I was hoping to speak with Father before my departure. It seems that this will not happen.

As I wrap up my thirty days, I must analyze my time, and from this analysis, determine the effectiveness of my extended stay. I have heard from a few people that my writings have been used to attack both Fathers Pfeiffer and Hewko. Although I have not seen any evidence to this effect, I hope that this is not the case.

I am not here to demean or attack anyone, nor do I wish to assist in any type of character assassination.

I hope my blog has been in some way edifying, enlightening and entertaining. I hope that I have been able to answer some questions, and that I have been able to disprove certain rumors and speculation regarding the seminary.

I will continue to pray for all those who strive to make OLMC the best possible seminary, and that the seminary may always do the will of God in all things.

Above all, charity.

Saturday, November 21, 2015

Day Twenty-Nine: Penultimate Post

The weather turned again, and the cold rains returned to Boston. The frigid wind reminded us that winter is well on its way.
The bleak and cold of winter recall the cycle of life, that death comes upon us all, in the words of one seminarian.

It is of endings that this post speaks. My time here is nearly over. I hope I have been able to help these seminarians in some way, and I hope that my writing has shed some light on the activities and actual events in Boston.

It is my hope that Bishops Williamson and/or Faure may accept the invitation to OLMC seminary. It was good to see Bishop Williamson when he visited in November 2013. It would be great to see him return.
It is clear that the Church requires more priests. Without priests, there can be no Masses. That would be an intolerable situation, putting it mildly.

The seminary has been ridiculed for many reasons, a few of which are understandable, but others which are entirely fabricated and are therefore unjust. The aim of the just criticisms include the strengthening of the seminary, so that it may produce good fruits, and give honor and glory to God. This is an admirable effort to follow the will of God.

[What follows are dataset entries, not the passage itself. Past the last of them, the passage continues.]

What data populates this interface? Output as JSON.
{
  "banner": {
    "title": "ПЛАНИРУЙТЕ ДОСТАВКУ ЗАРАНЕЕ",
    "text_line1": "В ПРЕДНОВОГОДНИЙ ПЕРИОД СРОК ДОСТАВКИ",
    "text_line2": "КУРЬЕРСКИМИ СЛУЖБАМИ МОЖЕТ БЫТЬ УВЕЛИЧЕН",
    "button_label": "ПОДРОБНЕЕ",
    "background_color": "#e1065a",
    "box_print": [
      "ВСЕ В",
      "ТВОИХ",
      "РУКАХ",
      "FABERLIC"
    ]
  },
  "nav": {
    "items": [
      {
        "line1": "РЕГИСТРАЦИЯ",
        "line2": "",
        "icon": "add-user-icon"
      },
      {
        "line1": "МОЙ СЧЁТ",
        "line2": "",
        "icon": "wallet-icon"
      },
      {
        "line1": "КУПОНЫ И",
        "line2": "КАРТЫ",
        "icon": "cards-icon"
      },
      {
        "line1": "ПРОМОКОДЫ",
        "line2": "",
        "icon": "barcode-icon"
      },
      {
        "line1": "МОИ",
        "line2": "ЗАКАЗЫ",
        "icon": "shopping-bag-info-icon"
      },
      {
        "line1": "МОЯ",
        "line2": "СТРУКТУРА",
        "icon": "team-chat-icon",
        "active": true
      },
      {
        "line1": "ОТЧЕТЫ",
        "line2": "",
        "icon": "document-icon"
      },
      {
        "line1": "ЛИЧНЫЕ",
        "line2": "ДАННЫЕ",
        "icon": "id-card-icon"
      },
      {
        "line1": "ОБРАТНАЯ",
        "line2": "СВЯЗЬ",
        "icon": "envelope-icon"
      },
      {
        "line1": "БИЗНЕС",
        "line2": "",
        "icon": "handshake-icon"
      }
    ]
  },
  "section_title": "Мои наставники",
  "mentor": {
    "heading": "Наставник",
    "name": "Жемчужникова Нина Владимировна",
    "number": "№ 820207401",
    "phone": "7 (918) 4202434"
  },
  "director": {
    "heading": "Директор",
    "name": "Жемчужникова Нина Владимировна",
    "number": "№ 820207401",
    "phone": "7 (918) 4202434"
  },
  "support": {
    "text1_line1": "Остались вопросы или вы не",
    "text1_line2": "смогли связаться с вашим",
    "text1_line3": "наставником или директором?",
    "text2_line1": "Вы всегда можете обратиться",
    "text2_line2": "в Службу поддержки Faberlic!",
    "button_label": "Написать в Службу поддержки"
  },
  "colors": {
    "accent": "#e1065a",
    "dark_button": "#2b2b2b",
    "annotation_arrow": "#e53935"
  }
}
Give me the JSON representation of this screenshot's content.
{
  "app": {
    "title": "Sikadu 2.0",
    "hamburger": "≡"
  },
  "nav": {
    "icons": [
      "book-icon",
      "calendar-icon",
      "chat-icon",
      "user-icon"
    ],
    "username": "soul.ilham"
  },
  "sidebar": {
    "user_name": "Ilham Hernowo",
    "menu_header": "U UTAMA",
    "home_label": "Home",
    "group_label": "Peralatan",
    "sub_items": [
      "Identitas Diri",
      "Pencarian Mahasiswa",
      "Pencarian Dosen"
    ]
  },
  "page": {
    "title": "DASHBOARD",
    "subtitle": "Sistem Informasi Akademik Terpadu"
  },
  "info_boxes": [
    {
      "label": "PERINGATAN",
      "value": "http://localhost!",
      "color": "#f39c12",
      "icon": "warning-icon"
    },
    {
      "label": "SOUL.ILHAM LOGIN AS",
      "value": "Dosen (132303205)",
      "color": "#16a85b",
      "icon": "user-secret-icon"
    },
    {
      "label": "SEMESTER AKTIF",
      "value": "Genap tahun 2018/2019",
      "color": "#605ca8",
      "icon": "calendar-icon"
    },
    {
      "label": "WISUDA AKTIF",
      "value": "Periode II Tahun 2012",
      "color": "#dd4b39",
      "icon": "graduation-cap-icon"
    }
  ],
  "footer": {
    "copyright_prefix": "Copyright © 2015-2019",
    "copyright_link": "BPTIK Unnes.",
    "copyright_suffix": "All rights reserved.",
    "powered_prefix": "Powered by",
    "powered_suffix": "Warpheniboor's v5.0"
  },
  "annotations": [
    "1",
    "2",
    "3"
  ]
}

One important aim of the unjust criticisms is the termination of the seminary. It is important to understand that not all those who criticize or accuse the seminary do so with the best intentions. Their words are the smoke that conceals the truth under a hotbed of lies. Caution is advised.

I hope the seminary will continue long beyond my thirty days. I pray that the seminary may produce nothing but good fruit. I do not worry about the future of the seminarians, for God will guide them through to whatever end He desires. Pray, hope and do not worry.

God willing, this will not be the end.

Friday, November 20, 2015

Day Twenty-Eight: Al Dente

Each of the thirty days has brought new challenges, and have been rewarding in their own ways. Though most of my time has been either in the kitchen or at the supermarket, I have spent some time with the seminarians. That always seems to be a rewarding experience.

I listened to their Latin class, and heard a few of them practice the prayers of the rosary, said in the language of the Church. It is good for all Catholics to be able to accurately pronounce and understand some amount of Latin.

I watched as some of the seminarians completed their homework assignments, to write about a particular Saint and a miracle attributed to that Saint. I thought of a few saints and their miracles, and helped find some books on the library shelves, which are located just off the kitchen.

I found a replacement suit top for a first year seminarian, whose previous suit ripped in a few spots. The new top was only five dollars at Goodwill, and it was in good condition, too. God willing, he will wear it until the reception of the cassocks on February 2nd.

I hope to be here for that most solemn occasion. It will be an honor to see these new seminarians receive their cassocks.
My time is nearly over. One more weekend to go. I challenge myself to make the most out of the remaining time.

God willing, it will be a rewarding weekend for all.